[Supplied information]

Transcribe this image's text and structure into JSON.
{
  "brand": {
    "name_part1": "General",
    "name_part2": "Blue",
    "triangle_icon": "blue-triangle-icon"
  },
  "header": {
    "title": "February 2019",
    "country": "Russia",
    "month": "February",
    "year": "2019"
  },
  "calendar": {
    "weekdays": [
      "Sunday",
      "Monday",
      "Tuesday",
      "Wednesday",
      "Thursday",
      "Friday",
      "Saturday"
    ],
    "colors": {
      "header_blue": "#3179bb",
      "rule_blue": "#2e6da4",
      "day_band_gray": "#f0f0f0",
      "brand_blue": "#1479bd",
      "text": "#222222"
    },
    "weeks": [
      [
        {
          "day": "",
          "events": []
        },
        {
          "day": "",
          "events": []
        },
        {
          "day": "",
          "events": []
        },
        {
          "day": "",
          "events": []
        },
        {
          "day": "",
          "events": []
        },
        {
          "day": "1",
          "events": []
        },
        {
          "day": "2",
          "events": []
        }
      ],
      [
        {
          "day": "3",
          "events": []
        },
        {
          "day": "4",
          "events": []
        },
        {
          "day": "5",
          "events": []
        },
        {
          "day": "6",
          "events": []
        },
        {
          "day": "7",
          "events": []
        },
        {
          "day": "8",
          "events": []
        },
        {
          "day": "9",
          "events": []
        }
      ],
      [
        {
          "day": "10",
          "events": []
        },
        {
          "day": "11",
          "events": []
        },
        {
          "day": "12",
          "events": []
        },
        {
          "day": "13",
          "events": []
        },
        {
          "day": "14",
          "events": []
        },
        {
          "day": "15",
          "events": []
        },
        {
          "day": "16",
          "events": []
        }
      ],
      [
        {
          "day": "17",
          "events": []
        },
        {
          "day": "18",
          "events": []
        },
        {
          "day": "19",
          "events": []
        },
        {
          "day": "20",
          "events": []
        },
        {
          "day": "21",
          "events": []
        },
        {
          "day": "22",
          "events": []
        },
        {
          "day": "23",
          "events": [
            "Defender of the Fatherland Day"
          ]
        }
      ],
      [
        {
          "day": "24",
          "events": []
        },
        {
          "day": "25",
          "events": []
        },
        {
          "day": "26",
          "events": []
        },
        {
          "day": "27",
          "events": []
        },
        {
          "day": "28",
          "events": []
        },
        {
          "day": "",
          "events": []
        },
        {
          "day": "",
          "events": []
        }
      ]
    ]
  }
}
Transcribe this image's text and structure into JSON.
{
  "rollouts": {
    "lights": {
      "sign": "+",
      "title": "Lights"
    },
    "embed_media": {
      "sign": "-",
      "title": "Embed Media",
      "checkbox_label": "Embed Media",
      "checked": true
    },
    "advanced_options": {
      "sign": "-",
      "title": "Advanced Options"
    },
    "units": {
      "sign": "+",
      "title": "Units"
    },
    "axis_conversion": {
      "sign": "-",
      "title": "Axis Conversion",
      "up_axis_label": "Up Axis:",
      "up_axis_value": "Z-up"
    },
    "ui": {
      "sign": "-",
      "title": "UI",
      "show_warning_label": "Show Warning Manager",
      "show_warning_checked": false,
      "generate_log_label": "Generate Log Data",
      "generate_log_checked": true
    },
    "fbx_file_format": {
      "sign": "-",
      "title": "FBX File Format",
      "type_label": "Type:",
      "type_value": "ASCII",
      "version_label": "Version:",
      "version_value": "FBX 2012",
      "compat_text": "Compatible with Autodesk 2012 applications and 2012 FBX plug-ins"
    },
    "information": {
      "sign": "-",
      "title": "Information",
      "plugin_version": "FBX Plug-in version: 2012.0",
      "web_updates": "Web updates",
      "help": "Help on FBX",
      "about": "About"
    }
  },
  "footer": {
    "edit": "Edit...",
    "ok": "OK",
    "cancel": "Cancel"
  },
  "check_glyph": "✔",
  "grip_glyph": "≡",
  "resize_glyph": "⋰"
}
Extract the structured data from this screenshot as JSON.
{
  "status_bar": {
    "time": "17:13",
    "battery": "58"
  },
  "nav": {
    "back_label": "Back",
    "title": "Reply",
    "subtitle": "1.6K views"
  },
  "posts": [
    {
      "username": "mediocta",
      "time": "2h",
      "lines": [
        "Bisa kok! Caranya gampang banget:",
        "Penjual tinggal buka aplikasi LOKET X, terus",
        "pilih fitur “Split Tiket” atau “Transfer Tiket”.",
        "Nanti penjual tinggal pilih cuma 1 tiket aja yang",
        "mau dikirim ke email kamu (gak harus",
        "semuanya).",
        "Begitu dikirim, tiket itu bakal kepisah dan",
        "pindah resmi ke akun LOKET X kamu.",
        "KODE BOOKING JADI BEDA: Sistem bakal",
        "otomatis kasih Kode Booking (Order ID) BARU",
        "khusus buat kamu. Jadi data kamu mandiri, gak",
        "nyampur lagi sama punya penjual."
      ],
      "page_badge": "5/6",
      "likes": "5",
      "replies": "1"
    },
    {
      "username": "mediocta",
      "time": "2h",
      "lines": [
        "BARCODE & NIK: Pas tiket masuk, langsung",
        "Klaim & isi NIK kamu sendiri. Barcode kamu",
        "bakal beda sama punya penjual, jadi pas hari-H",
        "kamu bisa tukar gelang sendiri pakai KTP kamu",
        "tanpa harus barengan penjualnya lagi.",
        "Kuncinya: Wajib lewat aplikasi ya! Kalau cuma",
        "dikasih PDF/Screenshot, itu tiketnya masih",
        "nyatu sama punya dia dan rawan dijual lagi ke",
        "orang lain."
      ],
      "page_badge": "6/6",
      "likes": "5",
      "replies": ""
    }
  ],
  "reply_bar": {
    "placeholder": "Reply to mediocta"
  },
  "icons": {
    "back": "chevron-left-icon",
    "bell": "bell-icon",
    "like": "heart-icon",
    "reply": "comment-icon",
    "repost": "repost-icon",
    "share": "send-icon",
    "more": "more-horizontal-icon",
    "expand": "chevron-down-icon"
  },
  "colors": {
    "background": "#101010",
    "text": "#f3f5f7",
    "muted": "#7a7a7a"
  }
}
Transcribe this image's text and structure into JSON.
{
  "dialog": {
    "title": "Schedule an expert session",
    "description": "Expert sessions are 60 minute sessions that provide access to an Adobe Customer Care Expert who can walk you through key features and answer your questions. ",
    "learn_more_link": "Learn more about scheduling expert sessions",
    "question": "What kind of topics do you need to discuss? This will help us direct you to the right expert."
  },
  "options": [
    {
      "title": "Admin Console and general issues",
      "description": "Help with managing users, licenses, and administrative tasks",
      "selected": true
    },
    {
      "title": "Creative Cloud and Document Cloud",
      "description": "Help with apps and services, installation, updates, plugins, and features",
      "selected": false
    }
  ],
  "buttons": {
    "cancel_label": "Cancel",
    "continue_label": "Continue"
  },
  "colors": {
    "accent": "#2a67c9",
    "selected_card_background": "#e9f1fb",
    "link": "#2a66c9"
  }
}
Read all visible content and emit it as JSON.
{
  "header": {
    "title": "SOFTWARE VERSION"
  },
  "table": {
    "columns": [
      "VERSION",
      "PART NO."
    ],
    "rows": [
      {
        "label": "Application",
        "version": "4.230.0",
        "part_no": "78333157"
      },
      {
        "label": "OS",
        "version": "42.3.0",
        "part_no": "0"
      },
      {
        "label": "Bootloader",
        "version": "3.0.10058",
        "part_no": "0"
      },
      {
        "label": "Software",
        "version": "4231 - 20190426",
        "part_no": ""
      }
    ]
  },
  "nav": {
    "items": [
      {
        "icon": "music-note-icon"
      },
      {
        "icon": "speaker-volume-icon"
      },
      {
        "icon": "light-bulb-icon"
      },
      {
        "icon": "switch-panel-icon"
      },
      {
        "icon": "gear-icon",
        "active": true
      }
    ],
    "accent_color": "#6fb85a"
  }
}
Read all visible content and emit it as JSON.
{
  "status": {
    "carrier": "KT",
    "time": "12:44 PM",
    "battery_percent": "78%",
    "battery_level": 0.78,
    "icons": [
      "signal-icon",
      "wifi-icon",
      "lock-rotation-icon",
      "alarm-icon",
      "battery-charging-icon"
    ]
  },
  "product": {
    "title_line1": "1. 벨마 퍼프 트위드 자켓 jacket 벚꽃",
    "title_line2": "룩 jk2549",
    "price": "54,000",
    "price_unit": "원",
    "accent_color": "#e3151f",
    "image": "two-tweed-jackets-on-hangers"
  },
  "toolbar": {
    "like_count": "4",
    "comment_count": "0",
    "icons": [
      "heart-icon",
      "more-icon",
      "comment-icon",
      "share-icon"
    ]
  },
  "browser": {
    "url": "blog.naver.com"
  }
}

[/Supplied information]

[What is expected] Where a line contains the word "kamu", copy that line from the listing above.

[Answer area]
        "mau dikirim ke email kamu (gak harus",
        "pindah resmi ke akun LOKET X kamu.",
        "khusus buat kamu. Jadi data kamu mandiri, gak",
        "Klaim & isi NIK kamu sendiri. Barcode kamu",
        "kamu bisa tukar gelang sendiri pakai KTP kamu",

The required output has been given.